    KW

    30 Mar 17 at 7:59 am

  40. Hi Marty.

    Strasburg in the stretch; his reasoning for going to stretch only made sense to me; have more consistent mechanics. I didn’t get the sense it had anything to do with his health. If he can maintain velocity, maintain mechanics and pitch effectively from the stretch entirely, then why not? Nearly every reliever in the game is stretch only for similar reasons right? Here’s a quick look at this splits from last year with stretch/no-stretch: http://www.fangraphs.com/statsplits.aspx?playerid=10131&position=P&season=2016 . I see that from the stretch:
    – his K/9 went down from 12 to 10.
    – But, his BB/9 went way down, from 3.4 to 1.61. And his K/BB rate went to more than 6 to 1; that’s fantastic.
    – HR/9 up a bit from the stretch versus windup; something to watch.
    – His FIP was up … but his xFip was slightly lower.
    – I can’t find off-hand velocity in windup versus stretch. But hte above numbers tell me what I need to know.

    Summary: we’ll see. I’m sure he didn’t do this change lightly. But he’s been pitching from the stretch his whole life, so it shouldn’t be too weird. I certainly wouldn’t characterize it as a “radical change.” Changing his wind-up or his arm slot? That’s radical.

    Bryce extension: even given the chummy relationship between Lerner and Boras, I can’t see Harper not going to FA. And players always get overpaid in FA. Literally every list of “bad contracts” in the game is the result of a bidding war in FA. So… i’m not really counting on an extension at any price.

    Todd Boss

    30 Mar 17 at 10:28 am

  41. I thought there was a 100% chance that Stras would go to free agency. He didn’t go. So I’ll make Bryce’s chances at “only” 97%. Yeah, he’s very, very likely to go, but that doesn’t mean that the Nats shouldn’t make an offer anyway. Even though Bryce is wired completely differently than Stras, he has the Stras example right in front of him. He also has the example of his good friend Desi (who was in his wedding), who screwed himself royally and ended up leaving a place he loved by chasing that elusive pot of gold at the end of the rainbow.

    KW

    30 Mar 17 at 12:32 pm

  42. Thanks for those stretch/non-stretch numbers, Todd.

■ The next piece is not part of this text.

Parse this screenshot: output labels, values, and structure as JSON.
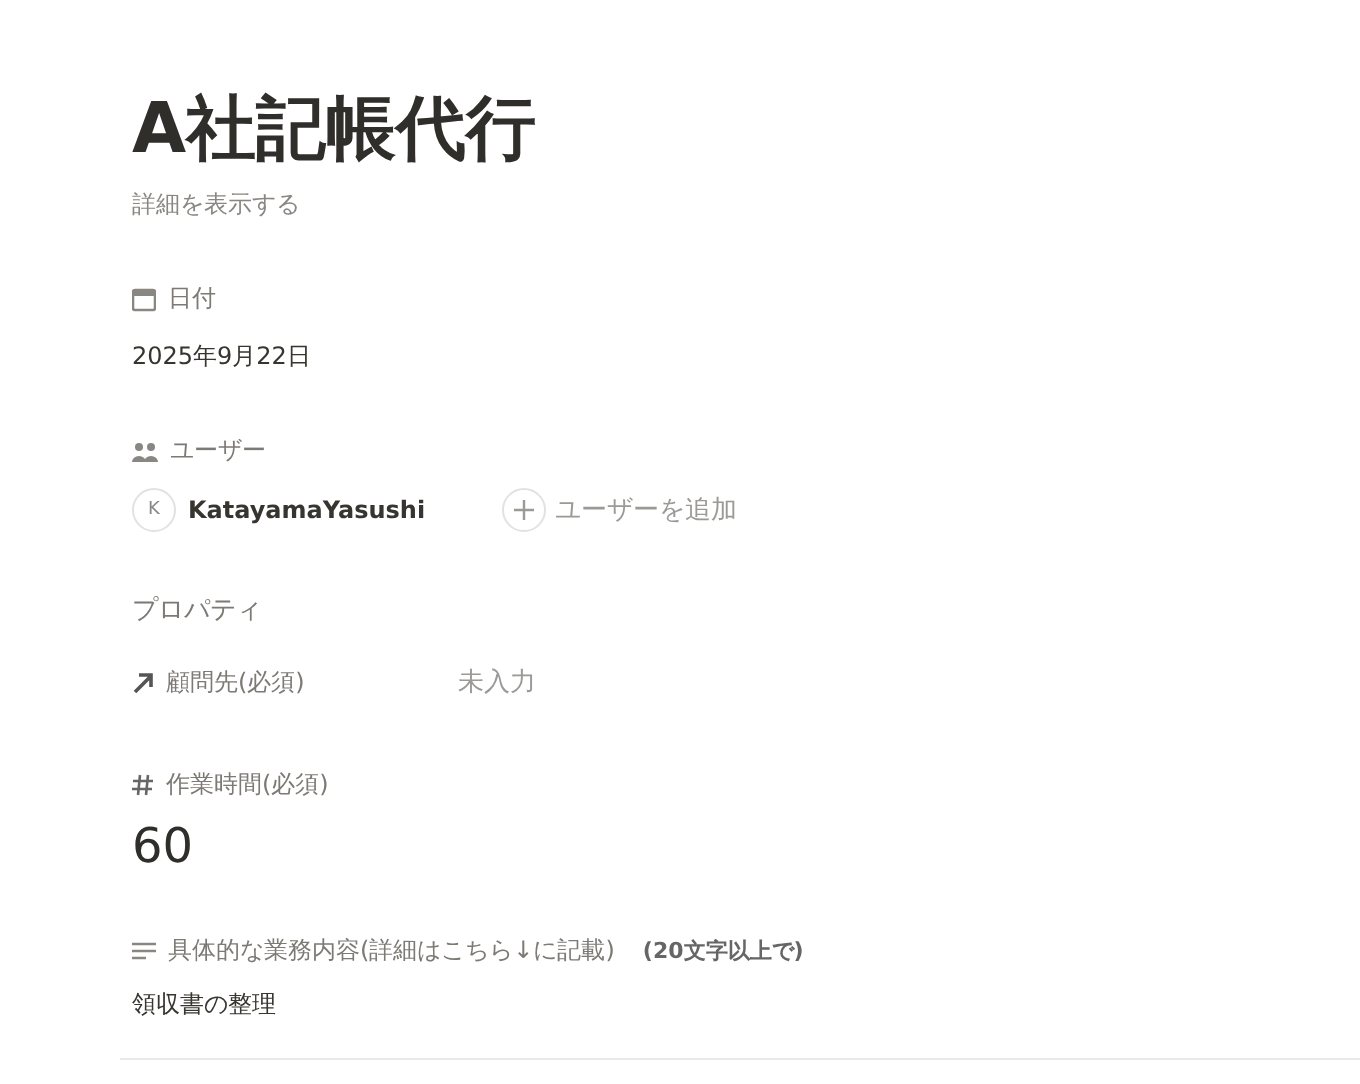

    One point: in Strasburg’s case, it isn’t an apples to apples comparison because all pitchers have worse results with men on base. Relievers, most of whom always pitch from the stretch, show a decline in performance when men are on base. Strasburg in the past only pitched from the stretch with men on base; the numbers from his past performance with men on base can’t pick up whether the stretch or having men on base is the causal factor for the difference in outcomes vs windup numbers.

    Derek

    30 Mar 17 at 1:15 pm

Leave a Reply